◆ **Records supplied**
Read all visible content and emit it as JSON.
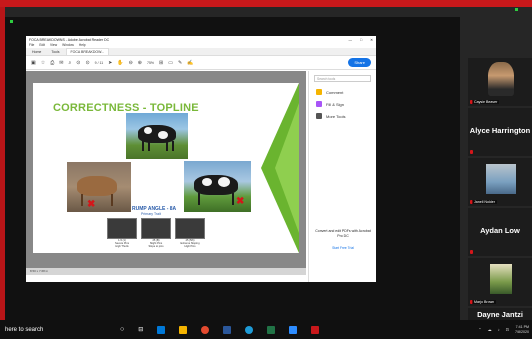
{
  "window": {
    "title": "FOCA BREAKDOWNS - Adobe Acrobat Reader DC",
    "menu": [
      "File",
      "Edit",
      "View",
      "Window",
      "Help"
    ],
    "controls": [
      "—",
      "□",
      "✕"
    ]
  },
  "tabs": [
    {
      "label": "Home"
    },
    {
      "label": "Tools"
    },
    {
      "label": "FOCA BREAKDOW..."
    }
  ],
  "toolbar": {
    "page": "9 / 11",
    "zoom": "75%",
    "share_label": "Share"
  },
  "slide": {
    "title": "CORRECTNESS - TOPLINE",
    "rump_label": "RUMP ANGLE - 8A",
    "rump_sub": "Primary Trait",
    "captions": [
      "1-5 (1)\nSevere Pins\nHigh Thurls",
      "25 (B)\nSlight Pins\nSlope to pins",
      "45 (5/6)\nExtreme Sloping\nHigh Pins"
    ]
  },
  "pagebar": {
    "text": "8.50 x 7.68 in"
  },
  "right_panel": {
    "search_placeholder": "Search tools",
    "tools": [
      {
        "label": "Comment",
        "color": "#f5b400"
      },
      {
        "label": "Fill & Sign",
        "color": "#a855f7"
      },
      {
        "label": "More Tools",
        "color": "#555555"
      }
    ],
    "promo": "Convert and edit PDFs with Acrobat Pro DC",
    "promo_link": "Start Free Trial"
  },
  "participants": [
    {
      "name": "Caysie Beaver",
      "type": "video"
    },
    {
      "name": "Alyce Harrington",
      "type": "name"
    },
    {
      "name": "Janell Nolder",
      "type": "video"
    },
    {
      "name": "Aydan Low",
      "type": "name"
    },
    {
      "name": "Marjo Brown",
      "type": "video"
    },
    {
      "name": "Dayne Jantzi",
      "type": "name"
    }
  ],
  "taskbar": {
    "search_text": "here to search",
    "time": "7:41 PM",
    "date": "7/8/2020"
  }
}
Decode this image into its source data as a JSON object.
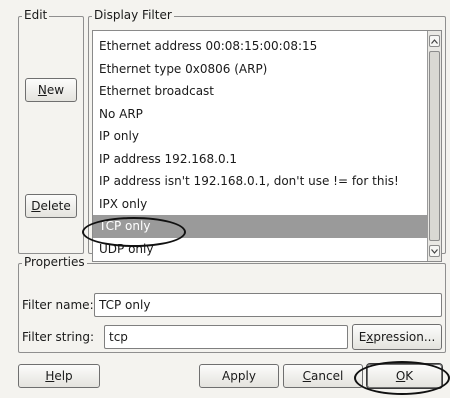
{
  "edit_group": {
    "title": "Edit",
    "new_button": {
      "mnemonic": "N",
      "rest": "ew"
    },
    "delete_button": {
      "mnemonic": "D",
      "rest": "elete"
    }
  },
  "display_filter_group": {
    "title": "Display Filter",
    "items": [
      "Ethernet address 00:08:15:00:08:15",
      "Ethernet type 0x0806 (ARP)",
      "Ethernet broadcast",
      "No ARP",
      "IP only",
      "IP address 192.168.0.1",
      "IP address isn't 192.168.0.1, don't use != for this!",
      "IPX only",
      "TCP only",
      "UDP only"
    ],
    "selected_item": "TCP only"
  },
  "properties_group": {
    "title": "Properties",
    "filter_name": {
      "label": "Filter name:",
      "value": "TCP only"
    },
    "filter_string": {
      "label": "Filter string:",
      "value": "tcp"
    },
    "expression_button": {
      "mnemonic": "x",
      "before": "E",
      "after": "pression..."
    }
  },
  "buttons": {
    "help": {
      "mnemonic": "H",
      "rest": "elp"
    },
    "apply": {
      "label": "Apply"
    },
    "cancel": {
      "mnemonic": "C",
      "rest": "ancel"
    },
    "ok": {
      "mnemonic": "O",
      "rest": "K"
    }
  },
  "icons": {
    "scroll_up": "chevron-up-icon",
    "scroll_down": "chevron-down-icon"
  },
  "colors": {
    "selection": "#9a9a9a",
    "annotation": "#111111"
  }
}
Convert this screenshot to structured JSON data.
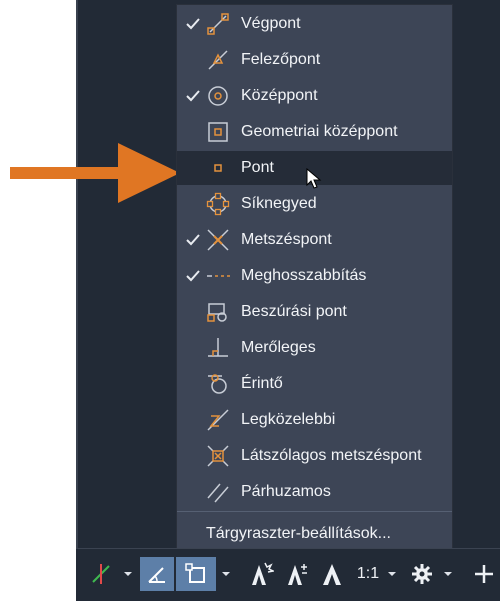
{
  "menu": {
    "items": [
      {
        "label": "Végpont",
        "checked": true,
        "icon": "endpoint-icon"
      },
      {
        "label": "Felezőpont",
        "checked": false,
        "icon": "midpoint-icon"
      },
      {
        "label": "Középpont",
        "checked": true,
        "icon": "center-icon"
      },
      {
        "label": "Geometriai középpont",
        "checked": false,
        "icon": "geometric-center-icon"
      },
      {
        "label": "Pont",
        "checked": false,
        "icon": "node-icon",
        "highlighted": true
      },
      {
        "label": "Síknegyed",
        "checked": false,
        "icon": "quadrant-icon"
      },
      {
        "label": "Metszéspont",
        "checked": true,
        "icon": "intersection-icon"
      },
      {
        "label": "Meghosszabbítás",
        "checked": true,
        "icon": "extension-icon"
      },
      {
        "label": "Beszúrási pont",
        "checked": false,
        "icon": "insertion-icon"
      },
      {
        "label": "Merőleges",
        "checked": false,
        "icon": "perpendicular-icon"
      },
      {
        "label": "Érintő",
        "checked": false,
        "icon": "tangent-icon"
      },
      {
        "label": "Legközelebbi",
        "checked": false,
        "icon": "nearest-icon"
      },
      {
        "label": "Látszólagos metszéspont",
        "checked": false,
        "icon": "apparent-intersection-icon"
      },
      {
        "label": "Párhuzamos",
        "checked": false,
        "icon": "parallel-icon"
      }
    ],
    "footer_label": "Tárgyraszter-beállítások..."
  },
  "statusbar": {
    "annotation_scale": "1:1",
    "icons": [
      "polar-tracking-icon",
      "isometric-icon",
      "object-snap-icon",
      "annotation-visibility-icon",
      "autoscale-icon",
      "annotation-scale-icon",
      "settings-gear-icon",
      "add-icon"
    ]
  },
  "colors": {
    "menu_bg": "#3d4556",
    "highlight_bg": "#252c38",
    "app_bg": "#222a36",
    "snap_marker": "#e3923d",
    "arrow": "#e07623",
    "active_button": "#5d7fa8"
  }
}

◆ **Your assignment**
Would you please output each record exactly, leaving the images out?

◆ **Answer box**
Read all visible content and emit it as JSON.
{
  "window": {
    "title": "FOCA BREAKDOWNS - Adobe Acrobat Reader DC",
    "menu": [
      "File",
      "Edit",
      "View",
      "Window",
      "Help"
    ],
    "controls": [
      "—",
      "□",
      "✕"
    ]
  },
  "tabs": [
    {
      "label": "Home"
    },
    {
      "label": "Tools"
    },
    {
      "label": "FOCA BREAKDOW..."
    }
  ],
  "toolbar": {
    "page": "9 / 11",
    "zoom": "75%",
    "share_label": "Share"
  },
  "slide": {
    "title": "CORRECTNESS - TOPLINE",
    "rump_label": "RUMP ANGLE - 8A",
    "rump_sub": "Primary Trait",
    "captions": [
      "1-5 (1)\nSevere Pins\nHigh Thurls",
      "25 (B)\nSlight Pins\nSlope to pins",
      "45 (5/6)\nExtreme Sloping\nHigh Pins"
    ]
  },
  "pagebar": {
    "text": "8.50 x 7.68 in"
  },
  "right_panel": {
    "search_placeholder": "Search tools",
    "tools": [
      {
        "label": "Comment",
        "color": "#f5b400"
      },
      {
        "label": "Fill & Sign",
        "color": "#a855f7"
      },
      {
        "label": "More Tools",
        "color": "#555555"
      }
    ],
    "promo": "Convert and edit PDFs with Acrobat Pro DC",
    "promo_link": "Start Free Trial"
  },
  "participants": [
    {
      "name": "Caysie Beaver",
      "type": "video"
    },
    {
      "name": "Alyce Harrington",
      "type": "name"
    },
    {
      "name": "Janell Nolder",
      "type": "video"
    },
    {
      "name": "Aydan Low",
      "type": "name"
    },
    {
      "name": "Marjo Brown",
      "type": "video"
    },
    {
      "name": "Dayne Jantzi",
      "type": "name"
    }
  ],
  "taskbar": {
    "search_text": "here to search",
    "time": "7:41 PM",
    "date": "7/8/2020"
  }
}
Decode this image into its source data as a JSON object.
{
  "edit_group": {
    "title": "Edit",
    "new_button": {
      "mnemonic": "N",
      "rest": "ew"
    },
    "delete_button": {
      "mnemonic": "D",
      "rest": "elete"
    }
  },
  "display_filter_group": {
    "title": "Display Filter",
    "items": [
      "Ethernet address 00:08:15:00:08:15",
      "Ethernet type 0x0806 (ARP)",
      "Ethernet broadcast",
      "No ARP",
      "IP only",
      "IP address 192.168.0.1",
      "IP address isn't 192.168.0.1, don't use != for this!",
      "IPX only",
      "TCP only",
      "UDP only"
    ],
    "selected_item": "TCP only"
  },
  "properties_group": {
    "title": "Properties",
    "filter_name": {
      "label": "Filter name:",
      "value": "TCP only"
    },
    "filter_string": {
      "label": "Filter string:",
      "value": "tcp"
    },
    "expression_button": {
      "mnemonic": "x",
      "before": "E",
      "after": "pression..."
    }
  },
  "buttons": {
    "help": {
      "mnemonic": "H",
      "rest": "elp"
    },
    "apply": {
      "label": "Apply"
    },
    "cancel": {
      "mnemonic": "C",
      "rest": "ancel"
    },
    "ok": {
      "mnemonic": "O",
      "rest": "K"
    }
  },
  "icons": {
    "scroll_up": "chevron-up-icon",
    "scroll_down": "chevron-down-icon"
  },
  "colors": {
    "selection": "#9a9a9a",
    "annotation": "#111111"
  }
}
Convert this screenshot to structured JSON data.
{
  "menu": {
    "items": [
      {
        "label": "Végpont",
        "checked": true,
        "icon": "endpoint-icon"
      },
      {
        "label": "Felezőpont",
        "checked": false,
        "icon": "midpoint-icon"
      },
      {
        "label": "Középpont",
        "checked": true,
        "icon": "center-icon"
      },
      {
        "label": "Geometriai középpont",
        "checked": false,
        "icon": "geometric-center-icon"
      },
      {
        "label": "Pont",
        "checked": false,
        "icon": "node-icon",
        "highlighted": true
      },
      {
        "label": "Síknegyed",
        "checked": false,
        "icon": "quadrant-icon"
      },
      {
        "label": "Metszéspont",
        "checked": true,
        "icon": "intersection-icon"
      },
      {
        "label": "Meghosszabbítás",
        "checked": true,
        "icon": "extension-icon"
      },
      {
        "label": "Beszúrási pont",
        "checked": false,
        "icon": "insertion-icon"
      },
      {
        "label": "Merőleges",
        "checked": false,
        "icon": "perpendicular-icon"
      },
      {
        "label": "Érintő",
        "checked": false,
        "icon": "tangent-icon"
      },
      {
        "label": "Legközelebbi",
        "checked": false,
        "icon": "nearest-icon"
      },
      {
        "label": "Látszólagos metszéspont",
        "checked": false,
        "icon": "apparent-intersection-icon"
      },
      {
        "label": "Párhuzamos",
        "checked": false,
        "icon": "parallel-icon"
      }
    ],
    "footer_label": "Tárgyraszter-beállítások..."
  },
  "statusbar": {
    "annotation_scale": "1:1",
    "icons": [
      "polar-tracking-icon",
      "isometric-icon",
      "object-snap-icon",
      "annotation-visibility-icon",
      "autoscale-icon",
      "annotation-scale-icon",
      "settings-gear-icon",
      "add-icon"
    ]
  },
  "colors": {
    "menu_bg": "#3d4556",
    "highlight_bg": "#252c38",
    "app_bg": "#222a36",
    "snap_marker": "#e3923d",
    "arrow": "#e07623",
    "active_button": "#5d7fa8"
  }
}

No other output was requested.